View Full Version : Aikido as Budo

23rd February 2006, 17:30
I was in two minds whether or not to post this here as well but I feel it should be said.

I've been a poster and lurker on at least three different e-sites over the last7 years or so, and I'm aware that there are waves of ideas and feelings that sweep back and forth, and we tend to cover the same ground often. One thing sticks out for me which I want to post and see how many others out there feel the same way,
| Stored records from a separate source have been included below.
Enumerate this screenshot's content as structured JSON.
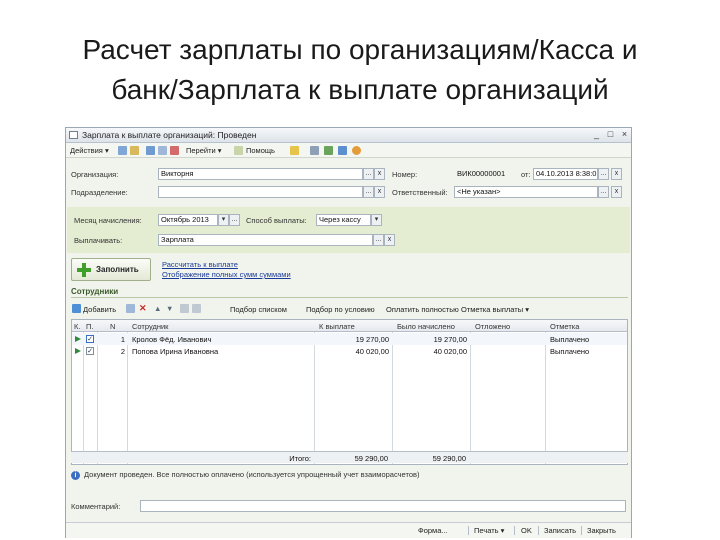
{
  "slide": {
    "title_line1": "Расчет зарплаты по организациям/Касса и",
    "title_line2": "банк/Зарплата к выплате организаций"
  },
  "window": {
    "title": "Зарплата к выплате организаций: Проведен",
    "min": "_",
    "max": "□",
    "close": "×"
  },
  "toolbar": {
    "actions": "Действия ▾",
    "goto": "Перейти ▾",
    "help": "Помощь"
  },
  "form": {
    "org_label": "Организация:",
    "org_value": "Викторня",
    "dept_label": "Подразделение:",
    "dept_value": "",
    "number_label": "Номер:",
    "number_value": "ВИК00000001",
    "from_label": "от:",
    "date_value": "04.10.2013 8:38:0",
    "resp_label": "Ответственный:",
    "resp_value": "<Не указан>",
    "month_label": "Месяц начисления:",
    "month_value": "Октябрь 2013",
    "method_label": "Способ выплаты:",
    "method_value": "Через кассу",
    "pay_label": "Выплачивать:",
    "pay_value": "Зарплата",
    "ellipsis": "...",
    "x": "x",
    "dropdown": "▾"
  },
  "fill": {
    "button_label": "Заполнить",
    "link1": "Рассчитать к выплате",
    "link2": "Отображение полных сумм суммами"
  },
  "employees": {
    "section_title": "Сотрудники",
    "add": "Добавить",
    "pick": "Подбор списком",
    "pick_cond": "Подбор по условию",
    "pay_all": "Оплатить полностью",
    "mark_pay": "Отметка выплаты ▾",
    "columns": [
      "К.",
      "П.",
      "N",
      "Сотрудник",
      "К выплате",
      "Было начислено",
      "Отложено",
      "Отметка"
    ],
    "rows": [
      {
        "n": "1",
        "employee": "Кролов Фёд. Иванович",
        "to_pay": "19 270,00",
        "accrued": "19 270,00",
        "deferred": "",
        "mark": "Выплачено"
      },
      {
        "n": "2",
        "employee": "Попова Ирина Ивановна",
        "to_pay": "40 020,00",
        "accrued": "40 020,00",
        "deferred": "",
        "mark": "Выплачено"
      }
    ],
    "totals_label": "Итого:",
    "totals_to_pay": "59 290,00",
    "totals_accrued": "59 290,00"
  },
  "info_text": "Документ проведен. Все полностью оплачено (используется упрощенный учет взаиморасчетов)",
  "comment_label": "Комментарий:",
  "comment_value": "",
  "bottom": {
    "form": "Форма...",
    "print": "Печать ▾",
    "ok": "OK",
    "save": "Записать",
    "close": "Закрыть"
  },
  "colors": {
    "accent_green": "#3f9f2a",
    "band": "#e4ecd2",
    "link": "#1a3a9a"
  }
}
To me Aikido is a Budo. How I understand that is as a warrior path, one which requires moral and ethical development to go hand in hand with the actual ability to fight. When I read many of the posts on the net, here and elsewhere, I see levels of rudeness, disrespect, hostility, flippant assumption, aggressive assertion, and a host of other, what I would consider to be, unfortunate human charcteristics.
Where is the respect and courtesy we should have for each other?
Where is the willingness to listen, and perhaps, sometimes to learn. There are very few occasions where you will see anyone actually changing their original position (opinion), so what is the point of dialogue.
Does care and kindness imply weakness? Sometimes it appears to me that the macho posturing that we indulge in from the safety of the keyboard is very dangerous for who we will become. And those who say they would be as rude and offensive in person, because they can "kick anyone's !!!" are missing the point even more.
We offer each other resistance on the mat, not to endulge our own egos with how tough we are, but to enable our partner to develop, in the knowledge they will do the same for us. If not practise becomes impossible, only fighting to see who is the strongest, fastest, most skillful, good ego growing food, instead of a steady diet of the right kind of humility.
Then the magic of faceless, disembodied communication becomes available, and "Mr.Hyde" swims up to the surface spitting and snarling. Sarcasm and condescension become safe, acceptable weapons, casual opinions become valid expressions of "liberated" self, opinions are formed about others without real knowledge or facts, and identities become targets.

Now, it could be that I'm an oversensitive New Age, tree-hugging Aiki love bunny, or then again maybe not. There are some people out there who do know me, but most only know the image they form based upon what they think of what I write. Please consider this honestly. If you are one of those who agree, please say so, I know you're out there. If you disagree, feel free to say so, but please don't try to offend me in the process. Then, at least, if I do get offended, I'm the one who needs to grow up.

Mark Murray
3rd March 2006, 15:42
Seems like this thread got more replies over on AikiWeb. So, here is the link:

David T Anderson
4th March 2006, 16:30
Alec -- Without going into a great deal of detail, I'll just say I'm with you.

And a couple of points that might be useful...

First, Budo is something that leads inside you. If your art [Aikido or whatever] doesn't touch on your ethical and/or spiritual side, you are learning something that is ultimately distructive [or useless]. Budo must be bigger than the moves you practice. It must make you a better whole person...not just a better 'fighter'.

Second, what happens on online forums is IRRELEVANT. Absolutely irrelevant to what you do in the dojo. Are we better martial artists than our seniors who were in their prime in the pre-Net age? I don't think so. Sure, there are things about this mode of communication that may improve our enjoyment or broaden certain aspects of our knowlege, but I am absolutely convinced that my entire time chatting about the martial arts online does not equal one good practice session.

In other words, seek your own path and don't get distracted by the things that don't matter. Good luck...